This time, the unanimous message is that the economic environment is becoming weaker. As a result, ambitious assumptions for the coming years, some of which were published much earlier, such as those Linde’s former chief executive, Wolfgang Reitzler, left to his successor, are no longer realistic.
The economy is too weak in Europe, where German companies that rely heavily on exports still sell a large share of their products.
Meanwhile, China can no longer offset the weaknesses of Germany’s neighbors as effectively as it did in the past.
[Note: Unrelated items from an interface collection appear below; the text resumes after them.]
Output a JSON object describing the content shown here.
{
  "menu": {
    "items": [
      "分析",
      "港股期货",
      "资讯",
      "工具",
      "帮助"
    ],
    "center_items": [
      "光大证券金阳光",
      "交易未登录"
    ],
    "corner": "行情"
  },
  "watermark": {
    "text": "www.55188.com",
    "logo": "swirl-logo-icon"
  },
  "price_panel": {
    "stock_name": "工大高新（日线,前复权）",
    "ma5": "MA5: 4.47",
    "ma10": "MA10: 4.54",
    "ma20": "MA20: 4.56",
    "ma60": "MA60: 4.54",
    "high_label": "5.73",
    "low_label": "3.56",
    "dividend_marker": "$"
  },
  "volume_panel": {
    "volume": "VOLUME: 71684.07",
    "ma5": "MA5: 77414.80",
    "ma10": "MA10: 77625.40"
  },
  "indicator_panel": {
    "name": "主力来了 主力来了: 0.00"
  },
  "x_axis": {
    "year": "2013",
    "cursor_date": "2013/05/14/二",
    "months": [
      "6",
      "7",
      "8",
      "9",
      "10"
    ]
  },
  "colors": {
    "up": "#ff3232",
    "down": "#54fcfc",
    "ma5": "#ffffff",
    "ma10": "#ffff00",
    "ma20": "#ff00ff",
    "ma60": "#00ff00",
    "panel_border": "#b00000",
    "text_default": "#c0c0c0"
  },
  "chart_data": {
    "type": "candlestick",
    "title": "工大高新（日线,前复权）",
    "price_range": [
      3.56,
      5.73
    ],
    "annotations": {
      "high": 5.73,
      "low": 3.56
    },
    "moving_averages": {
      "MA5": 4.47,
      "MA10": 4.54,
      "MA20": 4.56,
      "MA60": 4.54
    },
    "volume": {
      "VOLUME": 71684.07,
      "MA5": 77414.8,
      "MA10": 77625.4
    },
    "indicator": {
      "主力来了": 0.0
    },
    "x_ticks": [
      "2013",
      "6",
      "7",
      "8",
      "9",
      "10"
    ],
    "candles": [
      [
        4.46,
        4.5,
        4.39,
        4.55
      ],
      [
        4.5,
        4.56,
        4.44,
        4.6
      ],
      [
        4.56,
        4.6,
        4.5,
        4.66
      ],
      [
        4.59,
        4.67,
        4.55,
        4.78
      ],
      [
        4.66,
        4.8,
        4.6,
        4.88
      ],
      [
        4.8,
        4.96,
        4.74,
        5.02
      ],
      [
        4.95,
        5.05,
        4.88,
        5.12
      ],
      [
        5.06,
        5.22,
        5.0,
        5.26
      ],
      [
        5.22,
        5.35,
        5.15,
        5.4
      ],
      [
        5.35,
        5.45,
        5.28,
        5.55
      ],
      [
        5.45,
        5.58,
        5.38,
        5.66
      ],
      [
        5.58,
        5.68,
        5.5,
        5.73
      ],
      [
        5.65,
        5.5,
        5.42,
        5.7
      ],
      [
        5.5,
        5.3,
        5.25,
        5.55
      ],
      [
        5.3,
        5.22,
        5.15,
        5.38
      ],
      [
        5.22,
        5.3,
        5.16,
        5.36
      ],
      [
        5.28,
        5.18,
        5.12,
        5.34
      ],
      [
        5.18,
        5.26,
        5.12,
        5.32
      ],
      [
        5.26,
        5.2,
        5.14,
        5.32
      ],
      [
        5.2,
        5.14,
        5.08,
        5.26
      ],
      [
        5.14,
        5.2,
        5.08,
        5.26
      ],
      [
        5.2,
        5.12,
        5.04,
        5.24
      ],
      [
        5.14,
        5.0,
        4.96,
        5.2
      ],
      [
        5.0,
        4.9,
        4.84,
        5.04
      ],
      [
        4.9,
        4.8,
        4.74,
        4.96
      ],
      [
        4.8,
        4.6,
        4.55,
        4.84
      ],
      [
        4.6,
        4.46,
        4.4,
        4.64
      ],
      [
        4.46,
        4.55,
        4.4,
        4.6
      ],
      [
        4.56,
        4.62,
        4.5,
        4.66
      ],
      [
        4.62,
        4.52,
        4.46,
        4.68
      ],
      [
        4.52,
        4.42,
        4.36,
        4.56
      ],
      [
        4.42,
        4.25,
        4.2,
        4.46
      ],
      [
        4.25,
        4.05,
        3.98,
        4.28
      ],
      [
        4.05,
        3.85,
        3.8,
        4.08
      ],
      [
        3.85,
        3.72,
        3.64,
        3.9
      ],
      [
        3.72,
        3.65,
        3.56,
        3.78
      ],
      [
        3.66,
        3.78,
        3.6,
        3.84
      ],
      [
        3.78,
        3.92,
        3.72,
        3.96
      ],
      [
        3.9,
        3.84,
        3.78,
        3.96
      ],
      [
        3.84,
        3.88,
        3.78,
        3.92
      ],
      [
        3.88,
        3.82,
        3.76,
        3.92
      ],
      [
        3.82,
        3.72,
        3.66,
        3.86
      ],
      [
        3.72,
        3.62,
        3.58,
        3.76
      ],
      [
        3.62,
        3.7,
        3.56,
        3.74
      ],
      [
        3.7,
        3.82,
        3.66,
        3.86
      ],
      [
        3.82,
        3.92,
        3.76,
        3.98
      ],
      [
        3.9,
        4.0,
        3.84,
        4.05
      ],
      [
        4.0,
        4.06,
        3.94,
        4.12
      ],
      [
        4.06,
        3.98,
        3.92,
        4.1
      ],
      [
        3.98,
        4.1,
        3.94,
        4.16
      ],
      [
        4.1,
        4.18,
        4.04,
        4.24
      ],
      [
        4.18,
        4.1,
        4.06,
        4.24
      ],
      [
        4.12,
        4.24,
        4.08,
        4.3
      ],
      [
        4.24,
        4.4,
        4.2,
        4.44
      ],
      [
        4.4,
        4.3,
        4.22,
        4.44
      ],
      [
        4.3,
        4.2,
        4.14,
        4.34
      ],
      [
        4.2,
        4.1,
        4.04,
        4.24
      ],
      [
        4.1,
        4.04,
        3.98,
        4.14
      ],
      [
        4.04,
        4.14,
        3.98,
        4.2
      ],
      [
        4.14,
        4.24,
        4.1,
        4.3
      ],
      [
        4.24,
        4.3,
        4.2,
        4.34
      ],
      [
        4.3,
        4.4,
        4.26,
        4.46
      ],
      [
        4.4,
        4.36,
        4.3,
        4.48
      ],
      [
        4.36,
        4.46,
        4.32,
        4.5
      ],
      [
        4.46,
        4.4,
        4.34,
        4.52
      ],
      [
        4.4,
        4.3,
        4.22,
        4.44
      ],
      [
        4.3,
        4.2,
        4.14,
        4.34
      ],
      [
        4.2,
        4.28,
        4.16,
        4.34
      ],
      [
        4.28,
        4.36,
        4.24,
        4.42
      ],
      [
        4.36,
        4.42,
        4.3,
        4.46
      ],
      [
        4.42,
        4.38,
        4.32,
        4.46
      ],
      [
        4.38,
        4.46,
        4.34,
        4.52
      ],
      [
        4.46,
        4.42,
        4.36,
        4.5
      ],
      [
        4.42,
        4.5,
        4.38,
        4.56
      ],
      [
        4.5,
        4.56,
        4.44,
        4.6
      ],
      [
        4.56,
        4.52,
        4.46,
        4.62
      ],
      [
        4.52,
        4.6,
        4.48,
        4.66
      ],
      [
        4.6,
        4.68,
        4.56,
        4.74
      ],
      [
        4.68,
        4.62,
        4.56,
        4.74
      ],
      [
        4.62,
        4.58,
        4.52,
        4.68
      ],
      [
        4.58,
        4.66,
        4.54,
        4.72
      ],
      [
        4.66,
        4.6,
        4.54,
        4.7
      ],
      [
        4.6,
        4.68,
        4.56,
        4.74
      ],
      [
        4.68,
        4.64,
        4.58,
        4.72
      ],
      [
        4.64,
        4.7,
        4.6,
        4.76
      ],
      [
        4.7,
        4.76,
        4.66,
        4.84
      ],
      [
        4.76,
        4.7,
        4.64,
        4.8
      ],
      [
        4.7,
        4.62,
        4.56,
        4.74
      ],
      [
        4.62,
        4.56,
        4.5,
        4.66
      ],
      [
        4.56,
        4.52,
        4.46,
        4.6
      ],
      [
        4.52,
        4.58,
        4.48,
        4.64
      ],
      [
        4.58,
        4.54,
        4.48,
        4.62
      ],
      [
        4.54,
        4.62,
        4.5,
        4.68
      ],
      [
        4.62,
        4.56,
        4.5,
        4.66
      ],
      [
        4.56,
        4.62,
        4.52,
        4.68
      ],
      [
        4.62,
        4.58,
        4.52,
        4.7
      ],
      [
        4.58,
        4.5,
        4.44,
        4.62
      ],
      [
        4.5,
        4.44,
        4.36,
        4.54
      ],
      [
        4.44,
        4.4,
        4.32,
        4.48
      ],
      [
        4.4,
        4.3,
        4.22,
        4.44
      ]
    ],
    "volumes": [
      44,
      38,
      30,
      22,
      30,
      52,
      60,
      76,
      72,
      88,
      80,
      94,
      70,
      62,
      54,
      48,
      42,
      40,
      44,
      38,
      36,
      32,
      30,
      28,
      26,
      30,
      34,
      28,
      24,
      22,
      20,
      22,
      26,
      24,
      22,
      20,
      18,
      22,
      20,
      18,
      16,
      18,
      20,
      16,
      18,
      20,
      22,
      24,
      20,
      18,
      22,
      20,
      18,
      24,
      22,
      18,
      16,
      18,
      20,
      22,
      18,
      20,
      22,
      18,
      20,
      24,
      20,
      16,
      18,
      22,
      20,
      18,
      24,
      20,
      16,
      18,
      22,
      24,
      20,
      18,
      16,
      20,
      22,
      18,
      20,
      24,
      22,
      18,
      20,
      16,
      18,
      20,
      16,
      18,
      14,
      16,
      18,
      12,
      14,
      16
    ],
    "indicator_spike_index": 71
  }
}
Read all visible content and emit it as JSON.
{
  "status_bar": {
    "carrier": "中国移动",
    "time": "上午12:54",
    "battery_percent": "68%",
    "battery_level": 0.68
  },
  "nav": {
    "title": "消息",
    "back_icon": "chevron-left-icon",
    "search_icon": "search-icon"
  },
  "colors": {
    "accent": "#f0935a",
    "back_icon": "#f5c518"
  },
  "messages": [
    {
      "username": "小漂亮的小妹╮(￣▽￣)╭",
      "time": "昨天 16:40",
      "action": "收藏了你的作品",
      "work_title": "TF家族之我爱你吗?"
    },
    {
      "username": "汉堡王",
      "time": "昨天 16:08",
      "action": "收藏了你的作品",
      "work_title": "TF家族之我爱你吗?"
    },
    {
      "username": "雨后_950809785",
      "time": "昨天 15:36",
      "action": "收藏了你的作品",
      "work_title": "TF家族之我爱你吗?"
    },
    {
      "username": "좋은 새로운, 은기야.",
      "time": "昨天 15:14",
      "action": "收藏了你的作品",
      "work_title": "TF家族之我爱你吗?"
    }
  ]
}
In China, German companies are no longer seeing revenue and profit grow by double digits, but in the high single-digits instead.
If companies are cautious today in their predictions for the future, those predictions are not harbingers of a recession in Germany or a sharp drop in corporate earnings.
Still, the effects of this slowdown are limited.
There are no signs that the weaker economy and geopolitical crises in Russia and the Middle East will adversely affect corporate balance sheets in the long term – as was the case in 2002, a crisis-ridden year in which the 30 DAX companies combined did not even achieve a net profit, or in 2008, when net profits declined by 65 percent over 2007, a boom year.
In 2014, the majority of publicly traded German companies will earn only slightly more in the first (DAX) and second (MDAX) tier than in 2013. This is also the timetable for 2015, if these companies’ cautious forecasts are to be believed.
The only German companies that could face real difficulties are those that are underrepresented in the United States, making them unable to benefit from the growth and sales boom there, such as truck manufacturer MAN.
But MAN is one of the few exceptions. Most major German companies expanded their involvement in the U.S. market early on, including BASF and the three carmakers, BMW, Daimler and Volkswagen – knowing full well that the world’s biggest economy was only expanding its dominant position.
Therein lies the true strength of German companies: To bet on tomorrow’s markets early on by setting up their own production and research facilities there, which enables them to achieve disproportionate increases in sales and profits. After the turn of the millennium, these markets were Asia, primarily China, and now, 10 years later, they include the United States.
The bottom line is that if companies are cautious today in their predictions for the future, those predictions are not harbingers of a recession in Germany or a sharp drop in corporate earnings. Instead, they signal a slowdown to historically normal rates of between 5 and 7 percent – rates that seem realistic for this year and for 2015.
Ulf Sommer covers companies and markets. To contact the author: firstname.lastname@example.org